■ REQUIRED WORK: Line by line, give the data again exactly as it appears, but without pictures.

Entries from a dataset of interfaces

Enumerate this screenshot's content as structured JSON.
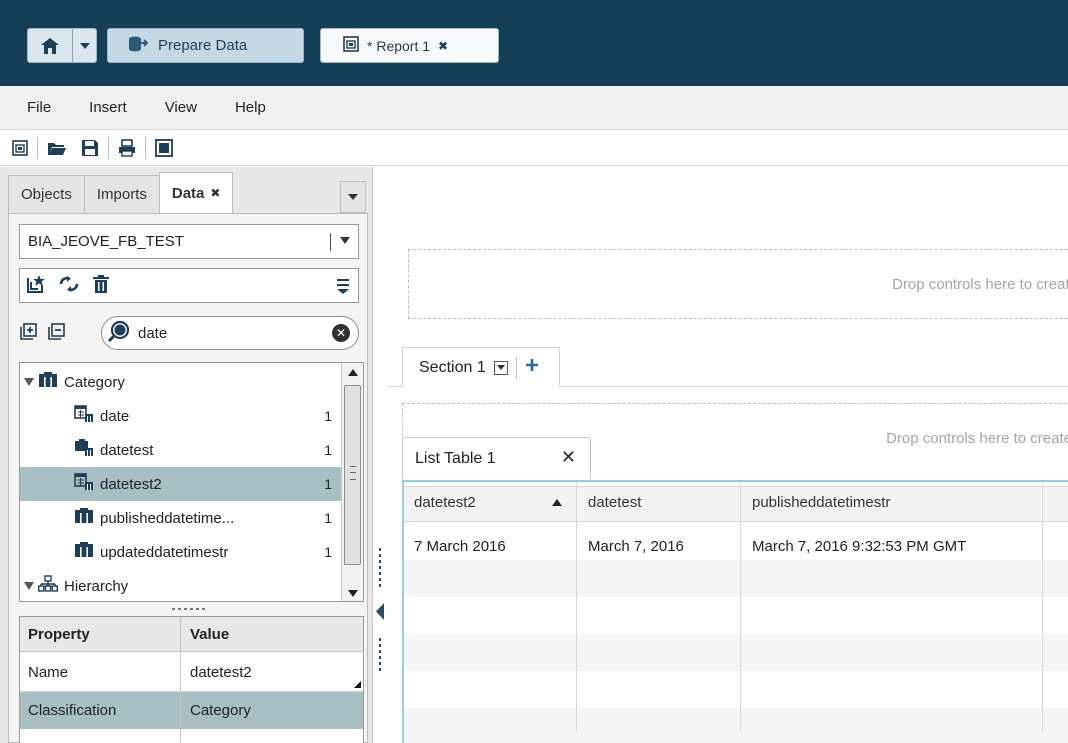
{
  "header": {
    "prepare_label": "Prepare Data",
    "report_tab_label": "* Report 1",
    "report_tab_close": "✖"
  },
  "menu": {
    "items": [
      "File",
      "Insert",
      "View",
      "Help"
    ]
  },
  "left_panel": {
    "tabs": [
      {
        "label": "Objects"
      },
      {
        "label": "Imports"
      },
      {
        "label": "Data",
        "close": "✖",
        "active": true
      }
    ],
    "data_source": "BIA_JEOVE_FB_TEST",
    "search": {
      "value": "date"
    },
    "tree": [
      {
        "type": "group",
        "label": "Category"
      },
      {
        "type": "item",
        "label": "date",
        "count": "1"
      },
      {
        "type": "item",
        "label": "datetest",
        "count": "1"
      },
      {
        "type": "item",
        "label": "datetest2",
        "count": "1",
        "selected": true
      },
      {
        "type": "item",
        "label": "publisheddatetime...",
        "count": "1"
      },
      {
        "type": "item",
        "label": "updateddatetimestr",
        "count": "1"
      },
      {
        "type": "group",
        "label": "Hierarchy"
      }
    ],
    "properties": {
      "headers": [
        "Property",
        "Value"
      ],
      "rows": [
        {
          "property": "Name",
          "value": "datetest2"
        },
        {
          "property": "Classification",
          "value": "Category",
          "selected": true
        }
      ]
    }
  },
  "canvas": {
    "drop_text": "Drop controls here to create",
    "section_label": "Section 1",
    "list_table_label": "List Table 1",
    "table": {
      "columns": [
        "datetest2",
        "datetest",
        "publisheddatetimestr"
      ],
      "rows": [
        [
          "7 March 2016",
          "March 7, 2016",
          "March 7, 2016 9:32:53 PM GMT"
        ]
      ]
    }
  },
  "colors": {
    "top_bar": "#153f56",
    "selection": "#a7bfc4",
    "table_frame": "#9bcbe3"
  },
  "icons": [
    "home-icon",
    "prepare-data-icon",
    "report-icon",
    "new-report-icon",
    "open-folder-icon",
    "save-icon",
    "print-icon",
    "panel-toggle-icon",
    "new-data-item-icon",
    "refresh-icon",
    "delete-icon",
    "menu-icon",
    "expand-all-icon",
    "collapse-all-icon",
    "search-icon",
    "category-icon",
    "date-category-icon",
    "hierarchy-icon"
  ]
}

■ SOLUTION:
Enumerate this screenshot's content as structured JSON.
{
  "header": {
    "prepare_label": "Prepare Data",
    "report_tab_label": "* Report 1",
    "report_tab_close": "✖"
  },
  "menu": {
    "items": [
      "File",
      "Insert",
      "View",
      "Help"
    ]
  },
  "left_panel": {
    "tabs": [
      {
        "label": "Objects"
      },
      {
        "label": "Imports"
      },
      {
        "label": "Data",
        "close": "✖",
        "active": true
      }
    ],
    "data_source": "BIA_JEOVE_FB_TEST",
    "search": {
      "value": "date"
    },
    "tree": [
      {
        "type": "group",
        "label": "Category"
      },
      {
        "type": "item",
        "label": "date",
        "count": "1"
      },
      {
        "type": "item",
        "label": "datetest",
        "count": "1"
      },
      {
        "type": "item",
        "label": "datetest2",
        "count": "1",
        "selected": true
      },
      {
        "type": "item",
        "label": "publisheddatetime...",
        "count": "1"
      },
      {
        "type": "item",
        "label": "updateddatetimestr",
        "count": "1"
      },
      {
        "type": "group",
        "label": "Hierarchy"
      }
    ],
    "properties": {
      "headers": [
        "Property",
        "Value"
      ],
      "rows": [
        {
          "property": "Name",
          "value": "datetest2"
        },
        {
          "property": "Classification",
          "value": "Category",
          "selected": true
        }
      ]
    }
  },
  "canvas": {
    "drop_text": "Drop controls here to create",
    "section_label": "Section 1",
    "list_table_label": "List Table 1",
    "table": {
      "columns": [
        "datetest2",
        "datetest",
        "publisheddatetimestr"
      ],
      "rows": [
        [
          "7 March 2016",
          "March 7, 2016",
          "March 7, 2016 9:32:53 PM GMT"
        ]
      ]
    }
  },
  "colors": {
    "top_bar": "#153f56",
    "selection": "#a7bfc4",
    "table_frame": "#9bcbe3"
  },
  "icons": [
    "home-icon",
    "prepare-data-icon",
    "report-icon",
    "new-report-icon",
    "open-folder-icon",
    "save-icon",
    "print-icon",
    "panel-toggle-icon",
    "new-data-item-icon",
    "refresh-icon",
    "delete-icon",
    "menu-icon",
    "expand-all-icon",
    "collapse-all-icon",
    "search-icon",
    "category-icon",
    "date-category-icon",
    "hierarchy-icon"
  ]
}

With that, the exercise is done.